Would you have read C.S. Lewis’ favorite books?
The topic of C. S. Lewis’ favorite books has been brought up in the news section of the website, but I wondered how people in the forums thought about it. Have you read The Faerie Queen and Greek and Norse mythology and have you enjoyed books like these? I read The Faerie Queen in college for a course called Spenser and His Times, but back then I was not sure if I enjoyed it (it was more like just an assignment). Now I have a different view and see books like these as mysterious and intriguing. I liked Edith Hamilton’s Mythology since it was a lively retelling of the ancient tales. I don’t know if Lewis read that translation, but of course there are other fine versions to choose from that he may have enjoyed. On the whole I liked reading ancient and medieval literature such as The Odyssey and stories about King Arthur and the Knights of the Round Table, which was something that Lewis and Tolkien admired. I wondered if the people here had similar tastes, or at least enjoyed something like it. 🙂

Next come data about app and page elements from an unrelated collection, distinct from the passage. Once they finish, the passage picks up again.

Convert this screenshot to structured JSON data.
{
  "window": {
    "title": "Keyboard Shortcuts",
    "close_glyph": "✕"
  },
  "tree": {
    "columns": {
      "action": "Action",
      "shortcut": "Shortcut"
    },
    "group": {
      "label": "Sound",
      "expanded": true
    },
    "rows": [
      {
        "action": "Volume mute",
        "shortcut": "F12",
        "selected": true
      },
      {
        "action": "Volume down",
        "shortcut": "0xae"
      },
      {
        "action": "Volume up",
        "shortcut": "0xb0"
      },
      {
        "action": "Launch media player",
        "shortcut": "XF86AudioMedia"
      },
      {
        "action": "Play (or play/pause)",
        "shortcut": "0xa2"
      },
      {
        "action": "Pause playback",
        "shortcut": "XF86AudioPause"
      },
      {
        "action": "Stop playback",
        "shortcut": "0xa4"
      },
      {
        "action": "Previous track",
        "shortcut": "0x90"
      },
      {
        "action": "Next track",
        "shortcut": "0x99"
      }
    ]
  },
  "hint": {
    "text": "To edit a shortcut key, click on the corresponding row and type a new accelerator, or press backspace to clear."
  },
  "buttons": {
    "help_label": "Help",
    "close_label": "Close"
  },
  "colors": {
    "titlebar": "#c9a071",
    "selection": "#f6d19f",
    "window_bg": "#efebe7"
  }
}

Probably not. I've read some Arthurian literature for school and I just don't see the appeal. (I enjoy Disney's adaptation of the first part of T. H. White's The Once and Future King, but I'm guessing C. S. Lewis wouldn't have liked that. He might not even have warmed to OAFK itself.) I read part of Spencer's Faerie Queen for school too and I can't remember whether I liked or disliked it. But the fact that I don't remember disliking it actually speaks really well of it because I typically hate epic poetry. Speaking of which, I hate Paradise Lost which C. S. Lewis loved. I consider it clunky, overwritten, misogynistic garbage. While I wouldn't put it in the same category, I don't really like The Lord of the Rings, which C. S. Lewis also loved, either. I have enjoyed some of E. Nesbit's children's fantasies which Lewis loved as a kid. George Macdonald's fantasies are a mixed bag as far as I'm concerned.

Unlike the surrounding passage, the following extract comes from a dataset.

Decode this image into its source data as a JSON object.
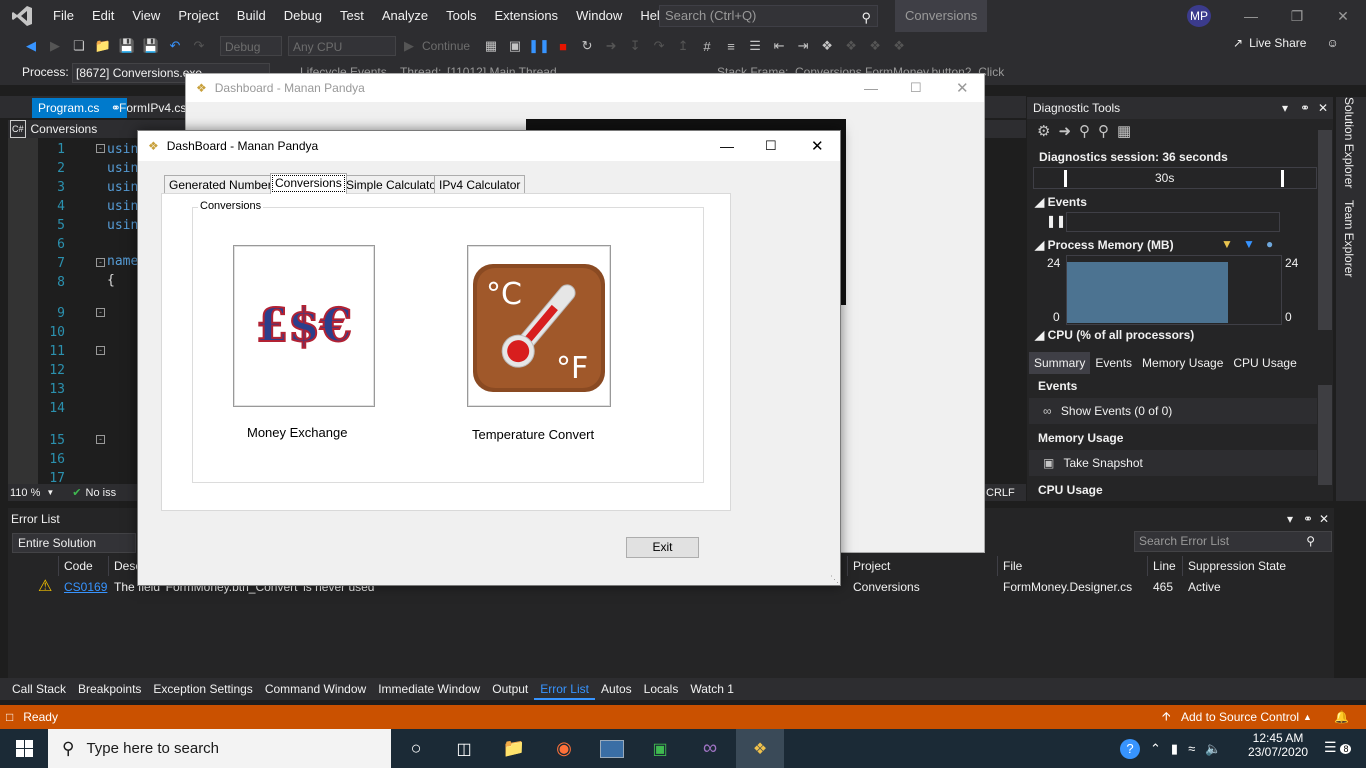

I am interested in Greek mythology, though at this point of my life I'm more interested in what modern authors have made out of it than in the original sources. My favorite adaptations of Greek myths are The God Beneath the Sea and The Golden Shadow by Edward Blishen and Leon Garfield, the short-lived TV show, The Storyteller: Greek Myths, and Till We Have Faces: A Myth Retold by our very own C. S. Lewis.
It's actually kind of amazing that I love so many books by Lewis considering what unimpressive taste I consider him to have had in literature. It gives me hope that maybe people might love the books I write even though they're not interested in the books I like to read.
For better or worse-for who knows what may unfold from a chrysalis?-hope was left behind.
-The God Beneath the Sea by Leon Garfield & Edward Blishen check out my new blog!
As I remember Spenser and His Times was dropped from the Hope College catalog a semester or two after I took the course. It was not a very popular course perhaps because people struggled with the archaic language of Spenser, although I thought that made the poetry quite beautiful. If C. S. Lewis were a student at Hope, he probably would have taken the course since he loved that long poem The Faerie Queen. He might have even liked a small Christian college where two professors became scholars of his work. I think he did like small institutions which taught great literature, which would include myths and legends. Probably people like Lewis better than some of the sources that he used since he had a great talent for making his own appealing stories out of them, which was something the mythmakers had not quite mastered.
I think he liked North American Indian mythology too. He mentioned “Hiawatha names” in one of his essays about writing stories. Probably he read H. R. Schoolcraft’s collection of myths of the Ojibwa Indians or Longfellow’s Hiawatha. I think he would have enjoyed them as much as the Greek and Roman myths. These stories have a magic kind of like Narnia.
I haven't read it yet, but on my list is Phantastes by Macdonald. Anyone else read it and if so, what did you think? I know it's one often mentioned by Lewis.
I remember that I liked Phantastes when I read it, although I don’t remember a lot of the actual story. The main character’s name was John and he went on a journey in order to satisfy his longing for happiness, which was called Sehnsucht , an experience a lot like Lewis’ own conversion. Lewis refers to the book quite often and it was his favorite. My favorite MacDonald book is At the Back of the North Wind, a much simpler fantasy about the adventures of a boy named Diamond and a woman who is the North Wind. I also liked MacDonald’s fairy tales because they have a magic like Narnia. The old fashioned Scottish stories have their own unique charm. I think Lewis loved all of MacDonald’s books. I would recommend all of them for your own personal spiritual journey. 🙂
I guess C. S. Lewis must have liked sea stories very much. Homer’s Odyssey may have inspired him to write Voyage of the Dawn Treader. I liked those stories very much and their connections with Greek mythology and fairy tales have always fascinated me. I loved reading Treasure Island and Robinson Crusoe as a child. And of course Dawn Treader was always my favorite Narnia book. 🙂